** Opening Extracted data block **

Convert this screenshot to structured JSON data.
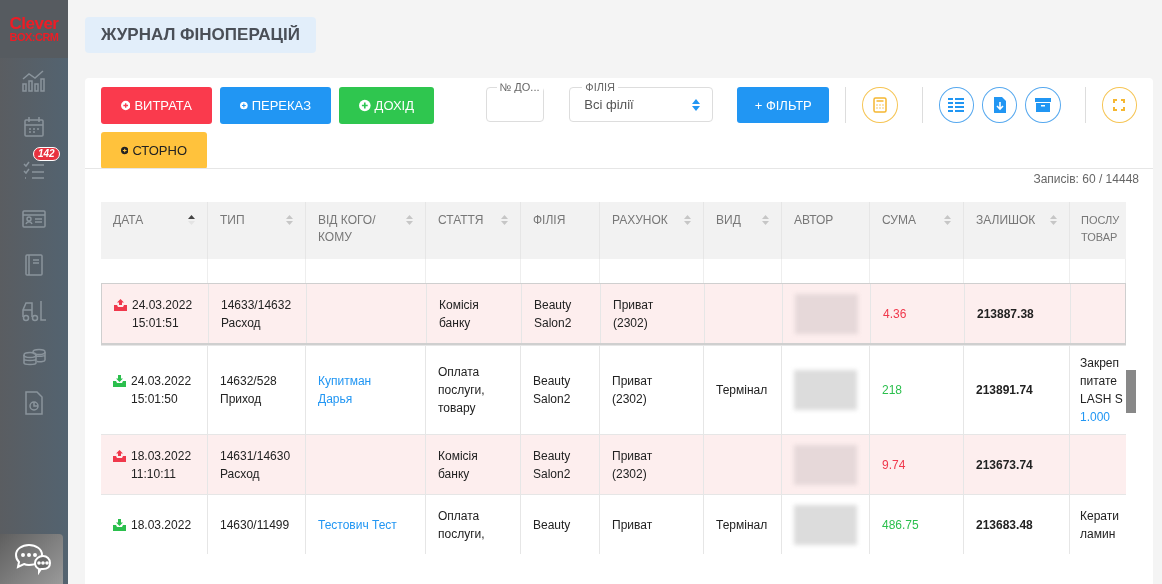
{
  "sidebar": {
    "logo_top": "Clever",
    "logo_bottom": "BOX:CRM",
    "tasks_badge": "142"
  },
  "page_title": "ЖУРНАЛ ФІНОПЕРАЦІЙ",
  "actions": [
    {
      "label": "ВИТРАТА",
      "kind": "danger"
    },
    {
      "label": "ПЕРЕКАЗ",
      "kind": "primary"
    },
    {
      "label": "ДОХІД",
      "kind": "success"
    },
    {
      "label": "СТОРНО",
      "kind": "warning"
    }
  ],
  "doc_field": {
    "label": "№ ДО..."
  },
  "branch_select": {
    "label": "ФІЛІЯ",
    "value": "Всі філії"
  },
  "filter_button": "+ ФІЛЬТР",
  "records": "Записів: 60 / 14448",
  "table": {
    "columns": [
      {
        "label": "ДАТА",
        "sortable": true,
        "sorted": true
      },
      {
        "label": "ТИП",
        "sortable": true,
        "sorted": false
      },
      {
        "label": "ВІД КОГО/КОМУ",
        "sortable": true,
        "sorted": false
      },
      {
        "label": "СТАТТЯ",
        "sortable": true,
        "sorted": false
      },
      {
        "label": "ФІЛІЯ",
        "sortable": false
      },
      {
        "label": "РАХУНОК",
        "sortable": true,
        "sorted": false
      },
      {
        "label": "ВИД",
        "sortable": true,
        "sorted": false
      },
      {
        "label": "АВТОР",
        "sortable": false
      },
      {
        "label": "СУМА",
        "sortable": true,
        "sorted": false
      },
      {
        "label": "ЗАЛИШОК",
        "sortable": true,
        "sorted": false
      },
      {
        "label": "ПОСЛУ ТОВАР",
        "sortable": false
      }
    ],
    "rows": [
      {
        "kind": "expense",
        "date": "24.03.2022",
        "time": "15:01:51",
        "number": "14633/14632",
        "type": "Расход",
        "article": [
          "Комісія",
          "банку"
        ],
        "branch": [
          "Beauty",
          "Salon2"
        ],
        "account": [
          "Приват",
          "(2302)"
        ],
        "sum": "4.36",
        "balance": "213887.38",
        "selected": true
      },
      {
        "kind": "income",
        "date": "24.03.2022",
        "time": "15:01:50",
        "number": "14632/528",
        "type": "Приход",
        "counterparty": [
          "Купитман",
          "Дарья"
        ],
        "article": [
          "Оплата",
          "послуги,",
          "товару"
        ],
        "branch": [
          "Beauty",
          "Salon2"
        ],
        "account": [
          "Приват",
          "(2302)"
        ],
        "method": "Термінал",
        "sum": "218",
        "balance": "213891.74",
        "services": [
          "Закреп",
          "питате",
          "LASH S"
        ],
        "quantity": "1.000",
        "selected": false
      },
      {
        "kind": "expense",
        "date": "18.03.2022",
        "time": "11:10:11",
        "number": "14631/14630",
        "type": "Расход",
        "article": [
          "Комісія",
          "банку"
        ],
        "branch": [
          "Beauty",
          "Salon2"
        ],
        "account": [
          "Приват",
          "(2302)"
        ],
        "sum": "9.74",
        "balance": "213673.74",
        "selected": false
      },
      {
        "kind": "income",
        "date": "18.03.2022",
        "number": "14630/11499",
        "counterparty": [
          "Тестович Тест"
        ],
        "article": [
          "Оплата",
          "послуги,"
        ],
        "branch": [
          "Beauty"
        ],
        "account": [
          "Приват"
        ],
        "method": "Термінал",
        "sum": "486.75",
        "balance": "213683.48",
        "services": [
          "Керати",
          "ламин"
        ],
        "selected": false
      }
    ]
  }
}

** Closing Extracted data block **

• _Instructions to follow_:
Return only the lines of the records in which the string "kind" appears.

• _Solution to this exercise_:
      "kind": "danger"
      "kind": "primary"
      "kind": "success"
      "kind": "warning"
        "kind": "expense",
        "kind": "income",
        "kind": "expense",
        "kind": "income",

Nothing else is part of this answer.